• _ASSIGNMENT_: Copy out all lines of the records in which the word "Musterstraße" appears.

[Interface dataset entries]
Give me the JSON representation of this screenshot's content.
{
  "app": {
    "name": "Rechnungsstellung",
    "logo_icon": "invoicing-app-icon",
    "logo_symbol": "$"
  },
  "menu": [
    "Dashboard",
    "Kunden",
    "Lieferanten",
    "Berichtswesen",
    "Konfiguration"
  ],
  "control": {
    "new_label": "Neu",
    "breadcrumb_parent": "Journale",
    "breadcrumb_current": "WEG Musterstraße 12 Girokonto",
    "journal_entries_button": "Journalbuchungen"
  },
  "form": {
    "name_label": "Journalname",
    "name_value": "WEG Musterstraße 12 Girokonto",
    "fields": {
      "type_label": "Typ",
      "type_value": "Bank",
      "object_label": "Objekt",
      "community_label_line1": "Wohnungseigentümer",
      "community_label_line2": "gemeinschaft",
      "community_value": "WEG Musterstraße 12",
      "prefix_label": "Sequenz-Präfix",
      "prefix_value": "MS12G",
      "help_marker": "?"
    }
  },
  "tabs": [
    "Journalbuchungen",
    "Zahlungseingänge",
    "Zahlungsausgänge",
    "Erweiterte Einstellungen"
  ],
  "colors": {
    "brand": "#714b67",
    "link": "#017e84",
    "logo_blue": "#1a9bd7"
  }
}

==

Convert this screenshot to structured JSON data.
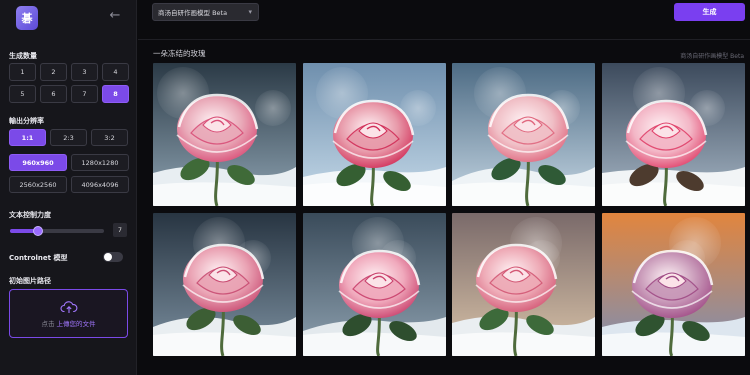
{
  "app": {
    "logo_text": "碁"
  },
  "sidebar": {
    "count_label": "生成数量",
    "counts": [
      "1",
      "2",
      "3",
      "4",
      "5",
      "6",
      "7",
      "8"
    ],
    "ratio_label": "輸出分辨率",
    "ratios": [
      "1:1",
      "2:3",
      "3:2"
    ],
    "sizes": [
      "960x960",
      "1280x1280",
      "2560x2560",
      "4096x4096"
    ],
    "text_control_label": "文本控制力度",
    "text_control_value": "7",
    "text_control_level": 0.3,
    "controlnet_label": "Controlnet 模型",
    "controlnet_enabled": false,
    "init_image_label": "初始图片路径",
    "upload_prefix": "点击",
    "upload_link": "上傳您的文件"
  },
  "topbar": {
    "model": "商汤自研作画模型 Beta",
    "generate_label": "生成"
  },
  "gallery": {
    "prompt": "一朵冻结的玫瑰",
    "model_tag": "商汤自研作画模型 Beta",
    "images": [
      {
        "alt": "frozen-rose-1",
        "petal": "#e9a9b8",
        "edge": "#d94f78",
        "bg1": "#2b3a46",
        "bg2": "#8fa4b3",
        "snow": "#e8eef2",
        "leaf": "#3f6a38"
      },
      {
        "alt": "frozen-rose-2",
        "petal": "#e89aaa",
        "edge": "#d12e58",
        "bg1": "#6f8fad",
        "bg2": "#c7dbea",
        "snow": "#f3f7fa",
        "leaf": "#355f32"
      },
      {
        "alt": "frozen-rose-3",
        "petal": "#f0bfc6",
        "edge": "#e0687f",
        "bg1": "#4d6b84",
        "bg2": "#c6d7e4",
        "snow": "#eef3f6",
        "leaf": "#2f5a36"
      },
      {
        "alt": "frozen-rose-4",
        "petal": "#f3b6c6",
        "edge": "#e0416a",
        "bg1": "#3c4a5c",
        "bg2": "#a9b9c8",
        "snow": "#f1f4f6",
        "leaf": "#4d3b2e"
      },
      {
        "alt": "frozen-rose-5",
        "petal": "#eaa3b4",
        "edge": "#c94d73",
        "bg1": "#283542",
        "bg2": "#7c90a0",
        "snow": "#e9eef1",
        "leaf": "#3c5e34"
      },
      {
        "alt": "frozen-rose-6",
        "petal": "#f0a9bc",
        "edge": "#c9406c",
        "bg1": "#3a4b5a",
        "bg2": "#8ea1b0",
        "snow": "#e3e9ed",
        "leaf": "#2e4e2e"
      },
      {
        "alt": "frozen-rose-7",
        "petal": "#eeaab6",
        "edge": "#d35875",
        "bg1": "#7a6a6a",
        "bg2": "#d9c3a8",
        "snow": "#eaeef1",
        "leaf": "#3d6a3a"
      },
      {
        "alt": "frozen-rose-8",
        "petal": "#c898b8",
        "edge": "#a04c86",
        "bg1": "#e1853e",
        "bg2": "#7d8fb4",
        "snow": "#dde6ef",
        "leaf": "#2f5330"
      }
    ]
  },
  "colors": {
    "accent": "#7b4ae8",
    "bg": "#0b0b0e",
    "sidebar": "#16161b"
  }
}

• _PROBLEM SOLUTION_:
    "breadcrumb_current": "WEG Musterstraße 12 Girokonto",
    "name_value": "WEG Musterstraße 12 Girokonto",
      "community_value": "WEG Musterstraße 12",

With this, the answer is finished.